4 Event Trends You Need to Know About
Before Sparksight, I was involved in a number of event marketing jobs, including agency work, in-house events team work, and a variety of freelance gigs. But my first “real” job out of college was at a single event production and AV company, where I learned the ropes as an event technician — running cameras, monitoring sound, programming lights, and switching video — and quickly advanced to the role of video and event producer where I managed the entire show process from pre- to post-production.
Those 10 years in the trenches taught me the importance of face-to-face interaction and helped me understand the impact that a well-executed and creative event can have on an audience. In those days, it was mostly i-mag and Power Point graphics on the screens, with some jazz music to bridge the gaps between sessions. Obviously, times have changed!
Today’s audience expects more than education and entertainment; they expect participation. Today’s top events take advantage of technology as a platform for audience engagement. Having produced and attended a number of customer conferences and trade shows this year, I’ve noticed some very clear trends in how technology is blurring the gap between the presenters and attendees. Here are some examples of what I’ve seen.
1. Seamless Integration of Social Media into Events
From audience polling to screens of live Twitter feeds, audience participation has never been more important at events. Attendees want to hear what their peers are saying as well as voice their opinions in real time, and social media provides the perfect platform. The question really comes down to how much voice should the audience have and how much do you regulate what they can (or can’t) say. In a recent event we produced in Baltimore, we had live screens throughout the venue with a Twitter feed running in real time. We had a huge amount of audience participation and only had to remove one comment during the 2.5 day conference.
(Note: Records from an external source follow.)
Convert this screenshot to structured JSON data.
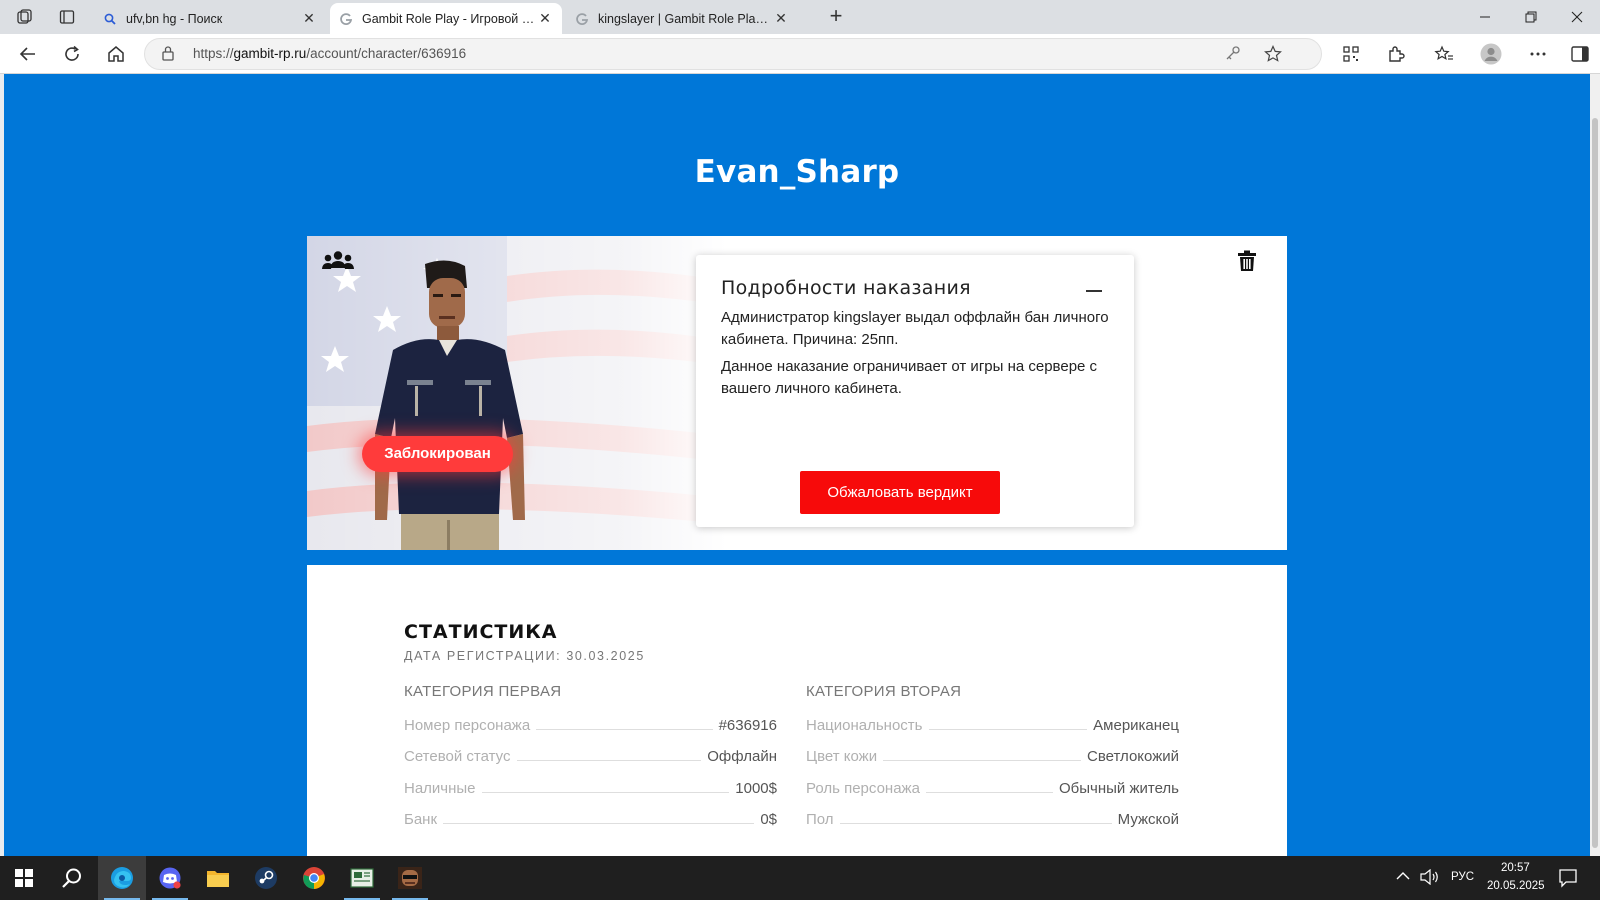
{
  "browser": {
    "tabs": [
      {
        "title": "ufv,bn hg - Поиск",
        "favicon": "search-icon",
        "active": false
      },
      {
        "title": "Gambit Role Play - Игровой проект",
        "favicon": "gambit-logo-icon",
        "active": true
      },
      {
        "title": "kingslayer | Gambit Role Play - Форум",
        "favicon": "gambit-logo-icon",
        "active": false
      }
    ],
    "url_prefix": "https://",
    "url_host": "gambit-rp.ru",
    "url_path": "/account/character/636916"
  },
  "character": {
    "name": "Evan_Sharp",
    "status_badge": "Заблокирован"
  },
  "penalty": {
    "title": "Подробности наказания",
    "text1": "Администратор kingslayer выдал оффлайн бан личного кабинета. Причина: 25пп.",
    "text2": "Данное наказание ограничивает от игры на сервере с вашего личного кабинета.",
    "appeal_label": "Обжаловать вердикт"
  },
  "stats": {
    "title": "СТАТИСТИКА",
    "reg_date": "ДАТА РЕГИСТРАЦИИ: 30.03.2025",
    "cat1": {
      "title": "КАТЕГОРИЯ ПЕРВАЯ",
      "rows": [
        {
          "label": "Номер персонажа",
          "value": "#636916"
        },
        {
          "label": "Сетевой статус",
          "value": "Оффлайн"
        },
        {
          "label": "Наличные",
          "value": "1000$"
        },
        {
          "label": "Банк",
          "value": "0$"
        }
      ]
    },
    "cat2": {
      "title": "КАТЕГОРИЯ ВТОРАЯ",
      "rows": [
        {
          "label": "Национальность",
          "value": "Американец"
        },
        {
          "label": "Цвет кожи",
          "value": "Светлокожий"
        },
        {
          "label": "Роль персонажа",
          "value": "Обычный житель"
        },
        {
          "label": "Пол",
          "value": "Мужской"
        }
      ]
    }
  },
  "taskbar": {
    "language": "РУС",
    "time": "20:57",
    "date": "20.05.2025"
  },
  "colors": {
    "page_bg": "#0077d8",
    "accent_red": "#f70a0a",
    "badge_red": "#ff3b3b"
  }
}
Generally, the audience will behave in such a public forum… but it is probably wise to have the ability to remove posts just in case someone gets a bit saucy after an evening networking event!
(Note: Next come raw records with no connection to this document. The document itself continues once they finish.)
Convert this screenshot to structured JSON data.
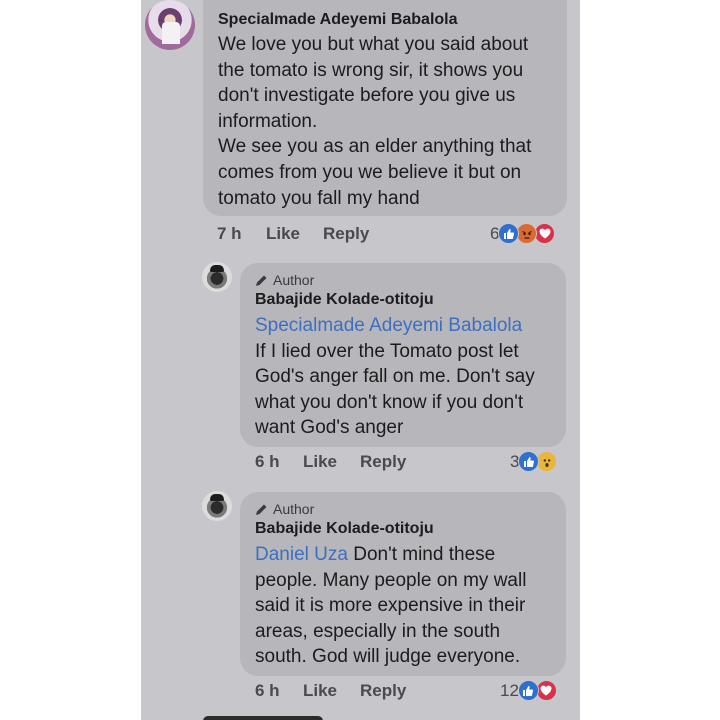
{
  "comments": [
    {
      "name": "Specialmade Adeyemi Babalola",
      "paragraphs": [
        "We love you but what you said about the tomato is wrong sir, it shows you don't investigate before you give us information.",
        "We see you as an elder anything that comes from you we believe it but on tomato you fall my hand"
      ],
      "time": "7 h",
      "like_label": "Like",
      "reply_label": "Reply",
      "reaction_count": "6",
      "reactions": [
        "like-icon",
        "angry-icon",
        "love-icon"
      ]
    }
  ],
  "replies": [
    {
      "author_tag": "Author",
      "name": "Babajide Kolade-otitoju",
      "mention": "Specialmade Adeyemi Babalola",
      "text": "If I lied over the Tomato post let God's anger fall on me. Don't say what you don't know if you don't want God's anger",
      "time": "6 h",
      "like_label": "Like",
      "reply_label": "Reply",
      "reaction_count": "3",
      "reactions": [
        "like-icon",
        "wow-icon"
      ]
    },
    {
      "author_tag": "Author",
      "name": "Babajide Kolade-otitoju",
      "mention": "Daniel Uza",
      "text": "Don't mind these people. Many people on my wall said it is more expensive in their areas, especially in the south south. God will judge everyone.",
      "time": "6 h",
      "like_label": "Like",
      "reply_label": "Reply",
      "reaction_count": "12",
      "reactions": [
        "like-icon",
        "love-icon"
      ]
    }
  ],
  "colors": {
    "background": "#c7c6cb",
    "bubble": "#b7b6bb",
    "mention": "#3c6fc2",
    "like": "#2f6fcf",
    "love": "#d8324a",
    "angry": "#d96a32",
    "wow": "#e8b73a"
  }
}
2. Interaction Through B.Y.O.D.
Building on the idea of Social Media Integration is the notion of B.Y.O.D. (Bring Your Own Device). With the prevalence of smartphones, tablets and event netbooks, event planners are finding that the expensive hardware of yesterday is a thing of the past. Years ago, I can recall elaborate audience polling systems that had to be set up prior to the event and used for very limited interaction. Today, B.Y.O.D. means that everyone already owns a data entry device and, perhaps more importantly, knows how to use it. Whether it’s a survey, A/B testing or simply crowdsourcing images for a “happy face” reel (see more about that below), your audience is wired and ready to participate with their own devices. You just have to come up with the cross-platform content and a plan to weave it into the overall event experience.
3. Content vs. Experience
While the notion that “content is king” may have been enough a few years ago… today’s audiences need something extra to make them rave about your event. That extra thing can be somewhat intangible, but I’ve often heard it referred to as the event “experience”. While the word seems simple enough, the experience can be an elusive thing to get right. It means that, in addition to teaching and entertaining the audience, you must engage their senses through sight, sound and smells. The ultimate goal is to make an emotional connection with the audience, which leads to an emotional connection with your brand. Try to think of every aspect of your event as an opportunity to create this experience… from registration, to arrival at the venue, to meals, to the “off hours” of the event. A proactive approach can turn the little moments at the event to a big success in the eyes of the attendee.
4. Crowdsourcing Content and Promotion
With today’s hyper-wired audience, content produced by your audience is an often-untapped treasure trove that you should consider using in your program. Obviously Tweets and blogs can become part of the “community” of people you have gathered together for the event. In addition however, pictures, videos, product reviews, and innovative ideas that come straight from your attendee base can be huge assets to your program. The power behind these bits of content is their authenticity. They were not created in the “ivory tower” of your marketing department, but rather, by real customers, partners and users of your products. Their thoughts, opinions and content can serve as a powerful supplement to your existing presentations.
The world of events and in-person marketing is evolving. These event trends offer many new opportunities to engage your audience and ultimately create a long-term relationship with your brand.